PEP Talks aims to bridge workforce gaps across the value chain during a two-day forum and provide the first national internship program to help the new workforce, such as university students and generation Z, start to explore more suitable jobs and cut down the risk of internships by allowing them to see how the interns perform for 30 days for free.

The team spent the first six months of this year researching in order to understand workforce development in Cambodia. They also examined other countries including Singapore and Jamaica and introduced them to PEP Talks Cambodia.

Last year’s event was virtual and organized by The Idea Consultancy with support from Cambodian’s Ministry of Post and Telecommunications, Digital Divide Data, and The Capacity Specialists will host a virtual event covering the insights, gaps, solutions for the preparation of Industry 4.0, and overall improvement of the Cambodian workforce capacity through digital, technical and soft skills such as empathetic practice.

People attend one of the PEP Talk events. Kiripost/supplied
People attend one of the PEP Talk events. Kiripost/supplied

This year’s event was conducted physically at the Factory Phnom Penh on September 15 and 16, focusing on developing the 9.2 million strong Cambodian workforces through empathy, co-creation, data, and design-thinking with experts and stakeholders from across the workforce.

“People need to understand that if we are serious about Cambodia, we have to change what is at home. The most important skills start from home, not even school when they are young. Be a better parent and look after your children. If others are having trouble, help them, too. This is what it means to be a community and Cambodia cannot grow if we are selfish,” he said.

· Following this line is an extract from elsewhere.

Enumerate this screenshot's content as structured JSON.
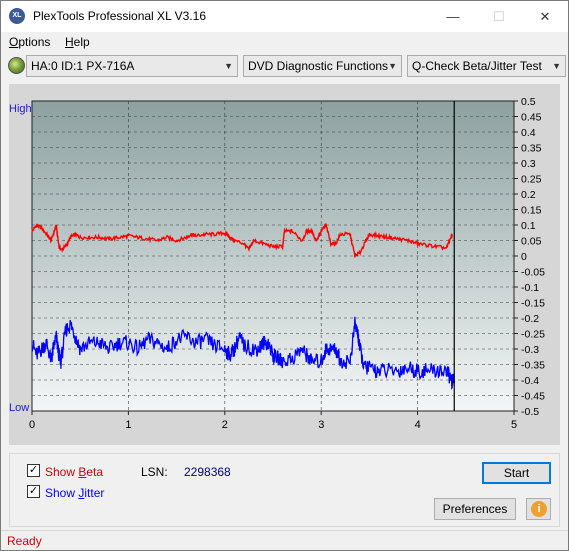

Chua also wants to see other companies help develop their workers' skills by investing in workforce training for sustainable development in the workplace.